Ranking the Top 10 Point Guards in the NBA

11 of 11

1. Chris Paul

Feb 23, 2013; Los Angeles, CA, USA; Los Angeles Clippers guard Chris Paul (3) is defended by Utah Jazz guard Alec Burks (10) at the Staples Center. The Clippers defeated the Jazz 107-94. Mandatory Credit: Kirby Lee-USA TODAY Sports

I thought long and hard before I settled on Chris Paul as the top point guard in the league.  I thought about Parker’s playoff pedigree, and the championships, and how Paul is the sexy choice but not necessarily the best point guard right now; but then I remembered one thing: Chris Paul was born to play point guard, and pretending that he’s not the very best at what he does would be heresy.

Here’s a personal anecdote on Chris Paul that I remembered when making this decision: I went to three or four random Golden State Warriors games when Paul was in town with the Hornets about four, five, maybe six years ago.  I hadn’t selected those Warriors-Hornets games for any particular reason; the opportunity was presented to me to go to a game, and I went simply because I wanted to see a game.
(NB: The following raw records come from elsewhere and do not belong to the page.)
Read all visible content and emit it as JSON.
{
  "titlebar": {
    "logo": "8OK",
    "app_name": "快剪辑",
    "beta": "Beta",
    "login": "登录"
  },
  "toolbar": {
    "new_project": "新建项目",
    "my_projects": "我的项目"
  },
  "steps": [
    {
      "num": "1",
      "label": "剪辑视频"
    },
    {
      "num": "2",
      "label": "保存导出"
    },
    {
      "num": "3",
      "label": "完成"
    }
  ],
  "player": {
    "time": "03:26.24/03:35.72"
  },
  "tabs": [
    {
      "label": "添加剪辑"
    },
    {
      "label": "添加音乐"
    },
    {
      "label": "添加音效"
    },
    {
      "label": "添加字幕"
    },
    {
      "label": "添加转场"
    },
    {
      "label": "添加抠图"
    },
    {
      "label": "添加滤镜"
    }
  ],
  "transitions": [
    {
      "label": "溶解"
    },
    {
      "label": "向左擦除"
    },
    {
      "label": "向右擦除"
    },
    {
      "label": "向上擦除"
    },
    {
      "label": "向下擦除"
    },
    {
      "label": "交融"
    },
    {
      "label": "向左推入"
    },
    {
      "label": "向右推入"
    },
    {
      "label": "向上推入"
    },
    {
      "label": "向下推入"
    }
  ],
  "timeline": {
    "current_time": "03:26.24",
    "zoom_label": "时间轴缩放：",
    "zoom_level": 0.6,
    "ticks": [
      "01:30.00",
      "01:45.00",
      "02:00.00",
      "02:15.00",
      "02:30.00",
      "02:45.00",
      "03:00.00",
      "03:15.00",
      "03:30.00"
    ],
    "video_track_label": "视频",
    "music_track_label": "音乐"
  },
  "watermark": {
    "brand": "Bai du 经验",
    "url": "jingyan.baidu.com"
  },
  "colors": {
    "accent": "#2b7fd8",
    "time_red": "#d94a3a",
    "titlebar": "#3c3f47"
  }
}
Each and every one of those games were competitive.  Neither the Warriors nor the Hornets had very good teams at that point in time.  All of those games took on the same shape, where a close game at halftime turned into a 4-8 point Hornets lead in the third quarter, and every time the Warriors would lose by approximately 10-12 points.

The one thing I distinctly remember about each and every one of those games was the poised, polished execution of one Christopher Emmanuel Paul.  Whether it was pick-and-roll with Tyson Chandler that led to an alley-oop, a jumper from the elbow that was practically automatic, or a nifty pass in transition for an easy two points, Paul always had the answer for whatever the Warriors were going to throw at him.  When everyone else on the floor was moving at 100 miles per hour, he looked like he was in slow motion (in a good way).  Always in control, never rattled.

Say what you want about the other guys on this list, but I don’t think there’s a game situation you could throw at Chris Paul where he would not know exactly what do to and when to do it.  I mean, does anyone actually think that Vinny Del Negro knows more about basketball than Chris Paul?  If anyone but Donald Sterling owned the Clippers, Del Negro would be one boneheaded, playoff-costing mistake away from running a summer camp in Encino while Paul leads the Clippers to their first championship as player-coach.

Take a look at this video and ask yourself if there’s any other point guard in the game today that’s on Chris Paul’s level as far as controlling their own play, as well as that of their team and the overall flow of the game.

You could look at his stats, but the truth is that those numbers don’t even begin to describe the effect that he has on a basketball team, and his time in with the Hornets certainly skewed his number because if he wasn’t scoring 20+ points and getting 10+ assists every game, they weren’t ever going to have a chance to win.

Now that he’s with the Clippers, you don’t get that sad feeling when you look at a great player wasting away on a team with no future (I can’t believe I just wrote that about the Clippers).  They’re in a position to make a serious run at the title this year, one of maybe four teams that can say that, five if you’re being incredibly generous to some wild card team like the Knicks or the Pacers.  That’s not possible without Chris Paul, and he’s single-handedly transformed them into a contender and saved Blake Griffin from being the next victim of the Clippers Curse.

You can look at his All-Star Game MVP this year as recognition of his supremacy over all other NBA point guards, but personally, I’m more impressed by his instant removal of that losing stench that the Clippers were mired in for so long.  When you can remove that type of bad juju, you’re doing alright.

Disagree with any of these rankings?  Have some cool video clips to point to to prove me wrong?  Post it in the comments below.